I knew this wouldn’t take very long. Our editor at the Take and my good friend, Clint Evans, is a bit of a traditionalist and former collegiate ballplayer. So when I mentioned RBI is a meaningless stat over a text, it sparked The Great RBI Debate. I also could do without saves, pitcher wins, errors and maybe even ERA and AVG. I’ll focus on RBI for this post and, before some of you get outraged and feel the need to punch your computer in the groin, allow me to explain myself.
I’m not trying to get all polarizing for the sake of being Skip Bayless here. When I say RBI is meaningless, I just mean it doesn’t tell us anything about an individual player’s value, skill, talent or anything else of importance. The only thing RBI tells us is who was at the plate when a run scored. It’s not some magical indicator of clutch or hitting prowess. It’s dependent on the ability of other players on the team to get on base and the timing in which they do so. My colleague states this…
Healthy players with more ability who have guys with a high OBP hitting in front of them will tend to have more RBI’s. This means you hit leadoff or 8th, you’re not likely to rack up RBI’s. Hit behind a player in the mold of Ricky Henderson and you’re going to look good.
Rickey Henderson, based on his own insane talent, could frequently be on third base with one or fewer outs by the time the number three hitter comes to the plate. If that hitter drives an easy out to left field and Henerson scores, what information does that give us? Sure, a run scored but an out was created. How much value did that hitter really produce?
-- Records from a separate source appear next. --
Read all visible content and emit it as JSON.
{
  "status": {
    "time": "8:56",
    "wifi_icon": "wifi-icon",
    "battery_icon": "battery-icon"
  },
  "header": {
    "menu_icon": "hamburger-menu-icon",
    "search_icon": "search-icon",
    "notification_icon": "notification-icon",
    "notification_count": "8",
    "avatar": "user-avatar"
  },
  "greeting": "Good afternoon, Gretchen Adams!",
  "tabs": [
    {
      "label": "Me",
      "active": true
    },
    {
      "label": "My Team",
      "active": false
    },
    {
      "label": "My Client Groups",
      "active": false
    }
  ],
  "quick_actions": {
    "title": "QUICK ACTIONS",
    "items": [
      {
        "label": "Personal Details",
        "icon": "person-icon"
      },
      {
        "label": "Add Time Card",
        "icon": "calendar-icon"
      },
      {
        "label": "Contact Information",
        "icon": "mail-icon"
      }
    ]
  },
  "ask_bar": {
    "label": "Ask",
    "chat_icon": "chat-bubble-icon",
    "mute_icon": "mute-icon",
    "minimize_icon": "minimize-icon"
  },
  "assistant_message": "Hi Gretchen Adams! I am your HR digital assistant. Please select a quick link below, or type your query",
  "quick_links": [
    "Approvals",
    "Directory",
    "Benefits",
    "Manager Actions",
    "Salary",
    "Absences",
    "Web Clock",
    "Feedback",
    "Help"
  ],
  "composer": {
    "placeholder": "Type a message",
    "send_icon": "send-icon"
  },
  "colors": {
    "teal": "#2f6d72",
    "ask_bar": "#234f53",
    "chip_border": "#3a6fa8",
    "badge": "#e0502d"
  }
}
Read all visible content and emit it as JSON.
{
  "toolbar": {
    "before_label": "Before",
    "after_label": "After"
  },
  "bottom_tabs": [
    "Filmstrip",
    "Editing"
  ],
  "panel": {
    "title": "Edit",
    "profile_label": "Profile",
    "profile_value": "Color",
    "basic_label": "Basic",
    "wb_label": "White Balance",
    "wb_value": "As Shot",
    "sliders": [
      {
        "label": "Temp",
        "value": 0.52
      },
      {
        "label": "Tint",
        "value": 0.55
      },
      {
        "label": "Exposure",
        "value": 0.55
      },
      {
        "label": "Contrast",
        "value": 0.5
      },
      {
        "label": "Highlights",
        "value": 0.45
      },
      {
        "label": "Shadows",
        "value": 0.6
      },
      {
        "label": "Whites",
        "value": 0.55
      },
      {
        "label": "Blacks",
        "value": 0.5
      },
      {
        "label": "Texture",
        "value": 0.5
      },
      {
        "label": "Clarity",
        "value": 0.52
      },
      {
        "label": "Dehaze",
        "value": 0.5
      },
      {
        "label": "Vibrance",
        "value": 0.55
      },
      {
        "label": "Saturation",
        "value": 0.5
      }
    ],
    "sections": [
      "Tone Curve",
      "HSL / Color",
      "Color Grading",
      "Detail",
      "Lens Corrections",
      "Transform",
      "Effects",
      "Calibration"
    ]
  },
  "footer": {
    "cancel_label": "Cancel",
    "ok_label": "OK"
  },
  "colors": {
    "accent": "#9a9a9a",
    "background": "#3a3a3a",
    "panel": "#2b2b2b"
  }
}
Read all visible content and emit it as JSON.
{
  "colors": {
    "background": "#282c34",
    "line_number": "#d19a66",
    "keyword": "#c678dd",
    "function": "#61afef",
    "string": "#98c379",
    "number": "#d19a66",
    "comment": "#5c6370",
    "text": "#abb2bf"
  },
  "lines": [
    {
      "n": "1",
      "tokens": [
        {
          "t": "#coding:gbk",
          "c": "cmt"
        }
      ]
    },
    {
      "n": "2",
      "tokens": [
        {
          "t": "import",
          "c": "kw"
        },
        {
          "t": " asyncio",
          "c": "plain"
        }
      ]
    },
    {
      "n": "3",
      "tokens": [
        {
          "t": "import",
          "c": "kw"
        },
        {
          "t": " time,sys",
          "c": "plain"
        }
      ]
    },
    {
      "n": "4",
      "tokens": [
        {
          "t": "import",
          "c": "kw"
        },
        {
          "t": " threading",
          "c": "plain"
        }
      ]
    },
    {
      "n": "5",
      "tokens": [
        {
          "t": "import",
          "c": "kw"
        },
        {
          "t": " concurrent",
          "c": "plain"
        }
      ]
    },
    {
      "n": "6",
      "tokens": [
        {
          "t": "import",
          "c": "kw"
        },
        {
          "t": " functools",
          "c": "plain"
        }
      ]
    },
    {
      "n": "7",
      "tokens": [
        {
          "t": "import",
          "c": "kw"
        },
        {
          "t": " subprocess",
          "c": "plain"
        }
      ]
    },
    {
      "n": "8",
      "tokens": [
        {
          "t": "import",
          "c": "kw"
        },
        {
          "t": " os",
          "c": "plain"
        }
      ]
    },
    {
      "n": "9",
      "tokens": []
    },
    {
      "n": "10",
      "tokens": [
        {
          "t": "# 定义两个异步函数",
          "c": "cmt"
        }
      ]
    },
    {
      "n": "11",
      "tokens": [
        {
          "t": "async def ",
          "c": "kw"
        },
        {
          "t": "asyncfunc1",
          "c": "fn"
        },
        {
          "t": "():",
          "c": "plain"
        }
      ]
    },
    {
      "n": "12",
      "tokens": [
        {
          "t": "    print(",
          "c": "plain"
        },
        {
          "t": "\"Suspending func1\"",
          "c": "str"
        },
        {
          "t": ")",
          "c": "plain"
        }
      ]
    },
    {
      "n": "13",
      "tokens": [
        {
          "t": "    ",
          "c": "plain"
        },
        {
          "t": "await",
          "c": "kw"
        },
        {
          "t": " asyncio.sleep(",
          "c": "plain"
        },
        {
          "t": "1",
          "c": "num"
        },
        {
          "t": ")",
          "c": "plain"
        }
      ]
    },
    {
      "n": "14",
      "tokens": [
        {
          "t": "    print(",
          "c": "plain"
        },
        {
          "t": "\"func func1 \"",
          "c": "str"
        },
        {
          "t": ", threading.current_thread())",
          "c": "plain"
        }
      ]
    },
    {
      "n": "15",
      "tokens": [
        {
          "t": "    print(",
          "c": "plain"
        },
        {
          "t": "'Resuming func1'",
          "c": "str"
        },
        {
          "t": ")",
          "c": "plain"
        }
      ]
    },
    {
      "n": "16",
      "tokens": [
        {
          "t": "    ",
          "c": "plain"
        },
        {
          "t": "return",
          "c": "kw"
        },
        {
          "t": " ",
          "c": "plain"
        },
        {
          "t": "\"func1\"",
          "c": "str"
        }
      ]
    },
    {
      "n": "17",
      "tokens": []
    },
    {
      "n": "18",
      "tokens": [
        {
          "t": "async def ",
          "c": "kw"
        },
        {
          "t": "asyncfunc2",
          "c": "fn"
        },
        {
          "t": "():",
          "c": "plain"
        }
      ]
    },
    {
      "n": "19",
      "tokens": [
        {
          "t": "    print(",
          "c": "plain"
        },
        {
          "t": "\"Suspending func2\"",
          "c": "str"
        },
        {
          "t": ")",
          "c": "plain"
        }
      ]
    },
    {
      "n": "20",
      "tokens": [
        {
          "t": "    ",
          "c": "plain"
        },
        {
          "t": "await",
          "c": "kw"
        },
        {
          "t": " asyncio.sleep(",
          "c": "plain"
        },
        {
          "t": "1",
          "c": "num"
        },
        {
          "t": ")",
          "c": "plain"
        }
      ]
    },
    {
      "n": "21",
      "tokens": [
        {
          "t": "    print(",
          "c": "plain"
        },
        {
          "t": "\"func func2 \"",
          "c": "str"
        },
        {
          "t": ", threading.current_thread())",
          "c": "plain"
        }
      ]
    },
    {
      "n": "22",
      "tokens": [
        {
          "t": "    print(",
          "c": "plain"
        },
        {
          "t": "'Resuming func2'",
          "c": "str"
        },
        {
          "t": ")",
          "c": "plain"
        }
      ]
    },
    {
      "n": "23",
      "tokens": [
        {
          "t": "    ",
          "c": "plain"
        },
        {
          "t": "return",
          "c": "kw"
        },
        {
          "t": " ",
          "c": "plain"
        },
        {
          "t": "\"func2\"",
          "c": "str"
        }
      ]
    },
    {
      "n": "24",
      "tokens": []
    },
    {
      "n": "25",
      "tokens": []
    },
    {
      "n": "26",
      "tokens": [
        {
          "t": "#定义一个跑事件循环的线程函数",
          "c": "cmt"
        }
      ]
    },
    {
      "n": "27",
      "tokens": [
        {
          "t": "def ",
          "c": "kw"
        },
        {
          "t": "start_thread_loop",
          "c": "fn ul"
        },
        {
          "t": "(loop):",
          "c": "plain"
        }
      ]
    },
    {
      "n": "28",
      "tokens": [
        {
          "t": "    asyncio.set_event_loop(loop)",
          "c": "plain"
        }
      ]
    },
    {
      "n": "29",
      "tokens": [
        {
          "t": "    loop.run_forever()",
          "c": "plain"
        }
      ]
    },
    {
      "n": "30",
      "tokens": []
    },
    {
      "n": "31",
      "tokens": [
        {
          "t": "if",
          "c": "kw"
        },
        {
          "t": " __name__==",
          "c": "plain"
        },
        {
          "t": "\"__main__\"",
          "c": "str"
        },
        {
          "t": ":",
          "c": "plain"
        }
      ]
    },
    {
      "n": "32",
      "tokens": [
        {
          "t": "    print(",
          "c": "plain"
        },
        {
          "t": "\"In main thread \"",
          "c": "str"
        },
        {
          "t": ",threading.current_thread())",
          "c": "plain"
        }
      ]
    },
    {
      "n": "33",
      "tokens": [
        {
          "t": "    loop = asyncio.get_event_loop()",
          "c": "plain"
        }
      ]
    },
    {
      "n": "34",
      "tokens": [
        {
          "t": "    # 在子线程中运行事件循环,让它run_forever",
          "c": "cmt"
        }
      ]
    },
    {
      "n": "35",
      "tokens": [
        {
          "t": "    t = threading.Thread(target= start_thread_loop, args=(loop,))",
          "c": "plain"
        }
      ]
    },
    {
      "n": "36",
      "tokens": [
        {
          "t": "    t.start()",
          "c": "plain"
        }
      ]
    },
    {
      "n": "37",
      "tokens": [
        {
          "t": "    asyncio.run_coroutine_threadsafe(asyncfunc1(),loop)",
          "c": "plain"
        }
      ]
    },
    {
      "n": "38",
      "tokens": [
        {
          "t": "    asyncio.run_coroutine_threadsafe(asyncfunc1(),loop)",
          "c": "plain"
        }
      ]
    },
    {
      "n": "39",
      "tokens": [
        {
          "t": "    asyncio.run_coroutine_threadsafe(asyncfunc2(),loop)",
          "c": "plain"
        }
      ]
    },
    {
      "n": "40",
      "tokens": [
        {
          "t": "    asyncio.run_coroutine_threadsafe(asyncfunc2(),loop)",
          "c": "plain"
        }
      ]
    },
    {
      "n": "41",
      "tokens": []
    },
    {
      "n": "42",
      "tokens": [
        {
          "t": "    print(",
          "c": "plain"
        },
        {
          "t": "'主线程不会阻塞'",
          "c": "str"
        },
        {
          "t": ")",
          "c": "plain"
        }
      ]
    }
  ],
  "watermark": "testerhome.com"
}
We actually know the answer to that and I hope you like linear weights. Get to know RE24…
RE24 (runs above average by the 24 base/out states): RE24 is the difference in run expectancy (RE) between the start of the play and the end of the play. That difference is then credited/debited to the batter and the pitcher. Over the course of the season, each players’ RE24 for individual plays is added up to get his season total RE24.
RE24 renders RBI useless in that context. But back to Clint’s point about a leadoff or 8-hitter not racking up RBI because of their lineup spot, what does that tell us about their value? Nothing. Managers are still very set in their ways when it comes to lineup order even though studies have shown it’s not all that important unless you’re batting your pitcher second. Again, collecting RBI is based on opportunity and dependent on teammates.
If you want to know how your National League, 8-hole-hitting catcher compares to the others at the plate, wOBA (weighted On Base Average) will do a better job than an RBI total. Our minds could be wiped of traditional stats tonight and, I’m telling you, we wouldn’t miss RBI. Unless you count these awesome rap videos based on the RBI Baseball video game.